▶ [Task directions] Your reply should hold every entry below exactly as written and none of the pictures.

(Items from a data source)
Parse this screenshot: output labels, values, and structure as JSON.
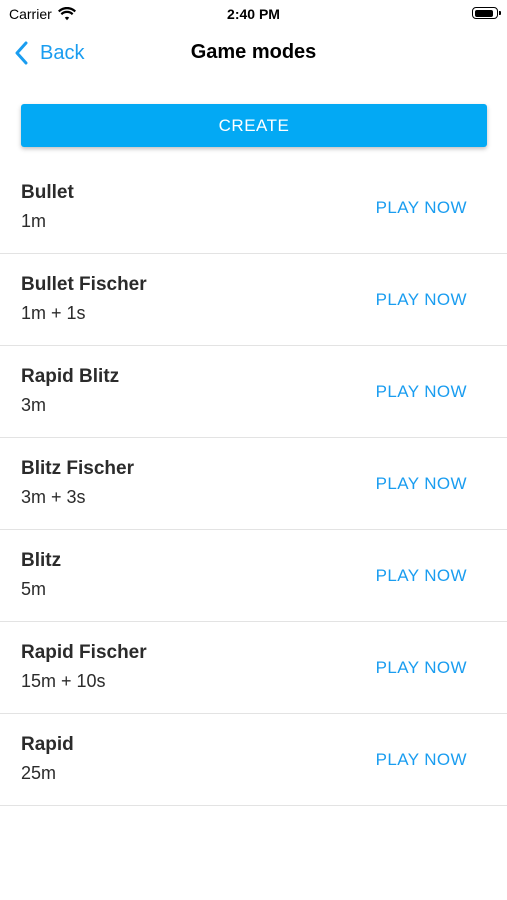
{
  "status_bar": {
    "carrier": "Carrier",
    "time": "2:40 PM",
    "battery_level": 0.9
  },
  "nav": {
    "back_label": "Back",
    "title": "Game modes"
  },
  "create_label": "CREATE",
  "modes": [
    {
      "name": "Bullet",
      "time": "1m",
      "action": "PLAY NOW"
    },
    {
      "name": "Bullet Fischer",
      "time": "1m + 1s",
      "action": "PLAY NOW"
    },
    {
      "name": "Rapid Blitz",
      "time": "3m",
      "action": "PLAY NOW"
    },
    {
      "name": "Blitz Fischer",
      "time": "3m + 3s",
      "action": "PLAY NOW"
    },
    {
      "name": "Blitz",
      "time": "5m",
      "action": "PLAY NOW"
    },
    {
      "name": "Rapid Fischer",
      "time": "15m + 10s",
      "action": "PLAY NOW"
    },
    {
      "name": "Rapid",
      "time": "25m",
      "action": "PLAY NOW"
    }
  ],
  "colors": {
    "accent": "#03a9f4",
    "link": "#1a9df0",
    "divider": "#e3e3e3"
  }
}
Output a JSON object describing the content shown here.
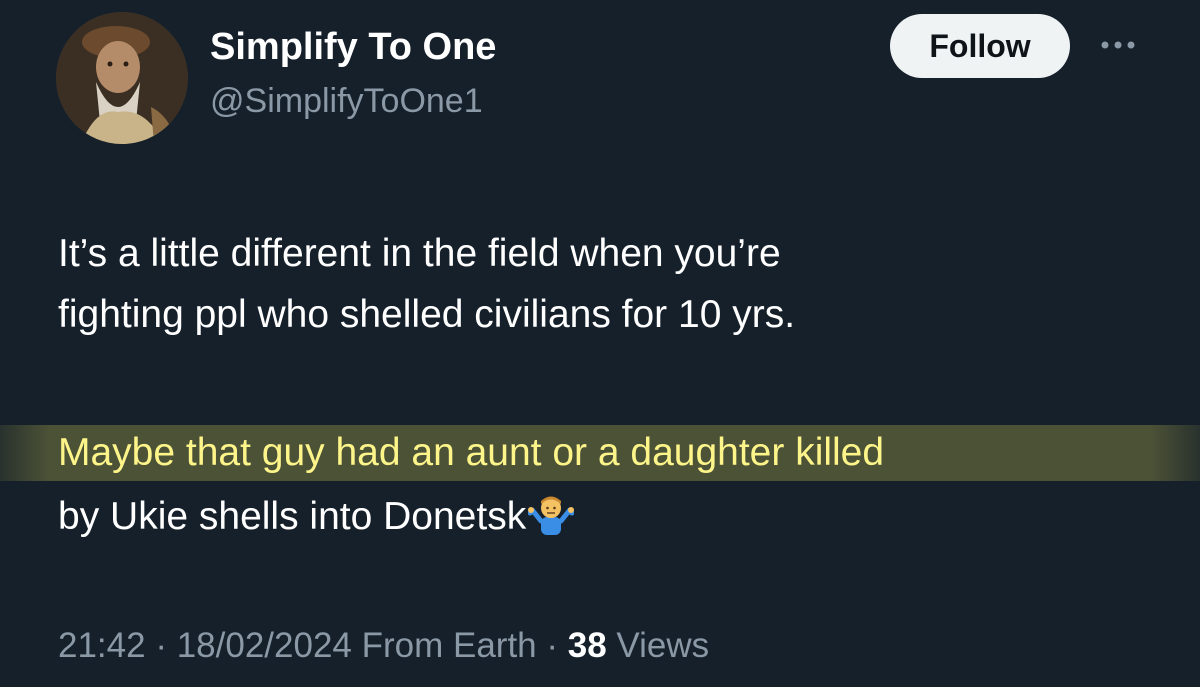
{
  "author": {
    "display_name": "Simplify To One",
    "handle": "@SimplifyToOne1",
    "avatar_icon": "portrait-avatar"
  },
  "actions": {
    "follow_label": "Follow",
    "more_icon": "more-horizontal-icon"
  },
  "tweet": {
    "lines": [
      "It’s a little different in the field when you’re",
      "fighting ppl who shelled civilians for 10 yrs.",
      "Maybe that guy had an aunt or a daughter killed",
      "by Ukie shells into Donetsk"
    ],
    "emoji": "man-shrugging-emoji",
    "highlight_color": "#fdf58a"
  },
  "meta": {
    "time": "21:42",
    "sep1": " · ",
    "date": "18/02/2024",
    "source": " From Earth",
    "sep2": " · ",
    "views_count": "38",
    "views_label": " Views"
  },
  "colors": {
    "background": "#15202b",
    "secondary_text": "#8b98a5",
    "follow_bg": "#eff3f4"
  }
}
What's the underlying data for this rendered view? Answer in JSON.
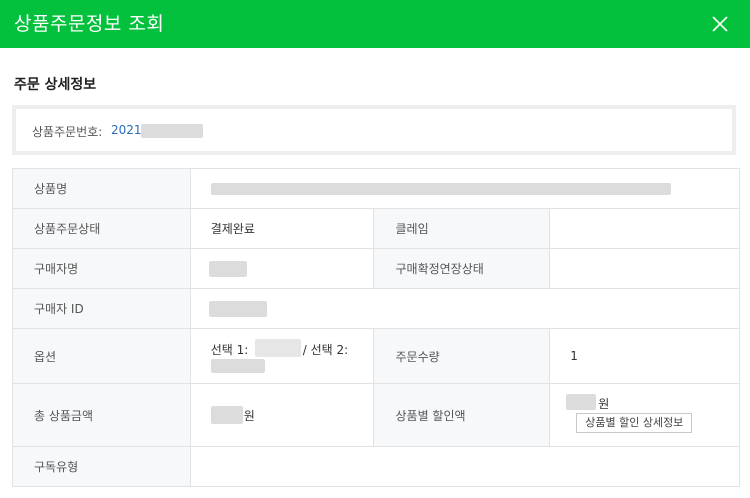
{
  "header": {
    "title": "상품주문정보 조회"
  },
  "section": {
    "title": "주문 상세정보"
  },
  "order": {
    "label": "상품주문번호:",
    "number": "2021"
  },
  "rows": {
    "product_name": {
      "label": "상품명"
    },
    "order_status": {
      "label": "상품주문상태",
      "value": "결제완료",
      "claim_label": "클레임"
    },
    "buyer_name": {
      "label": "구매자명",
      "confirm_label": "구매확정연장상태"
    },
    "buyer_id": {
      "label": "구매자 ID"
    },
    "option": {
      "label": "옵션",
      "text1": "선택 1:",
      "text2": "/ 선택 2:",
      "qty_label": "주문수량",
      "qty": "1"
    },
    "total": {
      "label": "총 상품금액",
      "unit": "원",
      "discount_label": "상품별 할인액",
      "discount_unit": "원",
      "discount_button": "상품별 할인 상세정보"
    },
    "subscription": {
      "label": "구독유형"
    }
  }
}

▶ [Finished exercise]
Parse this screenshot: output labels, values, and structure as JSON.
{
  "status_bar": {
    "carrier": "Carrier",
    "time": "2:40 PM",
    "battery_level": 0.9
  },
  "nav": {
    "back_label": "Back",
    "title": "Game modes"
  },
  "create_label": "CREATE",
  "modes": [
    {
      "name": "Bullet",
      "time": "1m",
      "action": "PLAY NOW"
    },
    {
      "name": "Bullet Fischer",
      "time": "1m + 1s",
      "action": "PLAY NOW"
    },
    {
      "name": "Rapid Blitz",
      "time": "3m",
      "action": "PLAY NOW"
    },
    {
      "name": "Blitz Fischer",
      "time": "3m + 3s",
      "action": "PLAY NOW"
    },
    {
      "name": "Blitz",
      "time": "5m",
      "action": "PLAY NOW"
    },
    {
      "name": "Rapid Fischer",
      "time": "15m + 10s",
      "action": "PLAY NOW"
    },
    {
      "name": "Rapid",
      "time": "25m",
      "action": "PLAY NOW"
    }
  ],
  "colors": {
    "accent": "#03a9f4",
    "link": "#1a9df0",
    "divider": "#e3e3e3"
  }
}
Output a JSON object describing the content shown here.
{
  "author": {
    "display_name": "Simplify To One",
    "handle": "@SimplifyToOne1",
    "avatar_icon": "portrait-avatar"
  },
  "actions": {
    "follow_label": "Follow",
    "more_icon": "more-horizontal-icon"
  },
  "tweet": {
    "lines": [
      "It’s a little different in the field when you’re",
      "fighting ppl who shelled civilians for 10 yrs.",
      "Maybe that guy had an aunt or a daughter killed",
      "by Ukie shells into Donetsk"
    ],
    "emoji": "man-shrugging-emoji",
    "highlight_color": "#fdf58a"
  },
  "meta": {
    "time": "21:42",
    "sep1": " · ",
    "date": "18/02/2024",
    "source": " From Earth",
    "sep2": " · ",
    "views_count": "38",
    "views_label": " Views"
  },
  "colors": {
    "background": "#15202b",
    "secondary_text": "#8b98a5",
    "follow_bg": "#eff3f4"
  }
}
What's the underlying data for this rendered view? Answer in JSON.
{
  "header": {
    "title": "상품주문정보 조회"
  },
  "section": {
    "title": "주문 상세정보"
  },
  "order": {
    "label": "상품주문번호:",
    "number": "2021"
  },
  "rows": {
    "product_name": {
      "label": "상품명"
    },
    "order_status": {
      "label": "상품주문상태",
      "value": "결제완료",
      "claim_label": "클레임"
    },
    "buyer_name": {
      "label": "구매자명",
      "confirm_label": "구매확정연장상태"
    },
    "buyer_id": {
      "label": "구매자 ID"
    },
    "option": {
      "label": "옵션",
      "text1": "선택 1:",
      "text2": "/ 선택 2:",
      "qty_label": "주문수량",
      "qty": "1"
    },
    "total": {
      "label": "총 상품금액",
      "unit": "원",
      "discount_label": "상품별 할인액",
      "discount_unit": "원",
      "discount_button": "상품별 할인 상세정보"
    },
    "subscription": {
      "label": "구독유형"
    }
  }
}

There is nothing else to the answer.